Let’s take our cue from St. Joe and build something good


The St. Joseph Fighting Irish have recently placed a beautiful 20-foot statue of Jesus Christ right in front of their football field. 

The statue is a replica of the “Word of Life” mural on the campus of the University of Notre Dame. The mural is more popularly known as Touchdown Jesus.

The new statue was possible because of a large donation given to the school by former parishioner Salvador Sarulio.

Three plaques will be placed on the statue soon, says St. Joe Coach John Baker. Each plaque will have a picture of one of the recent Fighting Irish state championship teams pictured on it.

“This statue is something we have been trying to have done for a long time, and we are thrilled that we have finally made it happen,” Coach Baker said. “With many schools trying to take God away from their campuses, we are trying to do more to bring Him in.”
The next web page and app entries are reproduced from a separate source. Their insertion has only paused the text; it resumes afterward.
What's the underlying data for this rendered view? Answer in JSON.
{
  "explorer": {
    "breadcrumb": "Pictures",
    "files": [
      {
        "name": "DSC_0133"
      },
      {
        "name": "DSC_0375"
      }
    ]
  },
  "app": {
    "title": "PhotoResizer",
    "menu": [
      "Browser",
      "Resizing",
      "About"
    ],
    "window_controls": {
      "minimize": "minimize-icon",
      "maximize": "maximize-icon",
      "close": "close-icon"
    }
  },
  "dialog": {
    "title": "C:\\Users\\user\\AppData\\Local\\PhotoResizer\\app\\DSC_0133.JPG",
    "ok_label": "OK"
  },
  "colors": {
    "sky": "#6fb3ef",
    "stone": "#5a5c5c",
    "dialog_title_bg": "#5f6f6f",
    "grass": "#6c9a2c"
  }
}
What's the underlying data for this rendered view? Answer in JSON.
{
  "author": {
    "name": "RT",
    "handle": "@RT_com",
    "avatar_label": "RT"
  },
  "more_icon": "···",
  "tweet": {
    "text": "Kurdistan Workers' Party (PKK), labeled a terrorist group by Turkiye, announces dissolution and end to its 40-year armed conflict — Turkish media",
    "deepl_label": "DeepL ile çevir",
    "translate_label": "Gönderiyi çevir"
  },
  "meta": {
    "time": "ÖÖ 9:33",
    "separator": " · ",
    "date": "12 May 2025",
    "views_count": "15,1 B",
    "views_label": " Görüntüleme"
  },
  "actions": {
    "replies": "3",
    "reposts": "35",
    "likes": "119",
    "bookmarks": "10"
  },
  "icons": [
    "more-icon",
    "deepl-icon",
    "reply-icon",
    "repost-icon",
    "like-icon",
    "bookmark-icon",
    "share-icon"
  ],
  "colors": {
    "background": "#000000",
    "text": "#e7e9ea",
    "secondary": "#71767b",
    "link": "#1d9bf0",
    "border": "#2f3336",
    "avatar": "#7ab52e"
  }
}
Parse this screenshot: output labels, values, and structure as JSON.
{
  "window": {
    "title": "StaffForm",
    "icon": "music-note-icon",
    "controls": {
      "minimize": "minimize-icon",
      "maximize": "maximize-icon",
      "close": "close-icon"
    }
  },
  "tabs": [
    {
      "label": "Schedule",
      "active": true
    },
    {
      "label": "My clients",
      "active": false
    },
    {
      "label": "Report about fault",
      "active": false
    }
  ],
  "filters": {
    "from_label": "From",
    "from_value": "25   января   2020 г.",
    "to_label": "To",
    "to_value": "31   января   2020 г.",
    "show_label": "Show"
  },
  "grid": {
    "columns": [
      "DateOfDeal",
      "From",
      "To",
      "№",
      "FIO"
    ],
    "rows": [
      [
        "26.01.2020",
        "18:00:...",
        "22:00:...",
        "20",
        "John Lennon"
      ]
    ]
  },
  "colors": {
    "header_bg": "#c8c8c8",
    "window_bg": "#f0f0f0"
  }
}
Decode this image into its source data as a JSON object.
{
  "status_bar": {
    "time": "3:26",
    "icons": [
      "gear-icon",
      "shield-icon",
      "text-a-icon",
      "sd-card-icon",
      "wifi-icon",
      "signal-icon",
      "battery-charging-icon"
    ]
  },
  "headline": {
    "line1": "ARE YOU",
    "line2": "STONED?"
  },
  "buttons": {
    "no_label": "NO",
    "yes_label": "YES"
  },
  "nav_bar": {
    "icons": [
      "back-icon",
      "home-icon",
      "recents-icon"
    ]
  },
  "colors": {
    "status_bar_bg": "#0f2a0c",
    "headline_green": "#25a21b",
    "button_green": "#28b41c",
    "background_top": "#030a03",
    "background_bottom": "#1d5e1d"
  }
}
No matter your faith, the statue is a really cool site to behold. Not many high school football teams can say they have something like this.

With this in mind, I can’t help but see the juxtaposition between what St. Joseph has done and what other people across our country and in our community are currently trying to do.

To be perfectly clear, I believe that if a statue (or a flag) is causing people to feel pain then it should be removed. I also believe that, by their very nature, statues pay honor to those who they are carved after. Some people in our history were undeserving of the honor they were given by such statues.

In our city’s case, I do not have a problem with the Washington County Board of Supervisors voting last week to remove the confederate soldier’s memorial from the lawn of the Washington County Courthouse. In fact, I did not even realize it was there. If leaders in our community feel strongly that it needs to be moved, then so be it.

Still, I believe that removing a statue should be done after careful consideration and not during moments of passion. Once you tear it down, it is gone forever. Statues can be important history lessons to both parents and children. They can tell us who once lived at the same place that we are currently living in. They can teach us, both right and wrong, what these people valued. By removing them, these valuable history lessons may never occur.

And, the more I think about it, I believe that we should spend our time and energies on building things up, rather then on tearing things down.

What can we come together and build for future generations to look back and understand what we stood for and believed?

David W. Healy is sports editor of the Delta Democrat-Times. He can be reached at dhealy@ddtonline.com.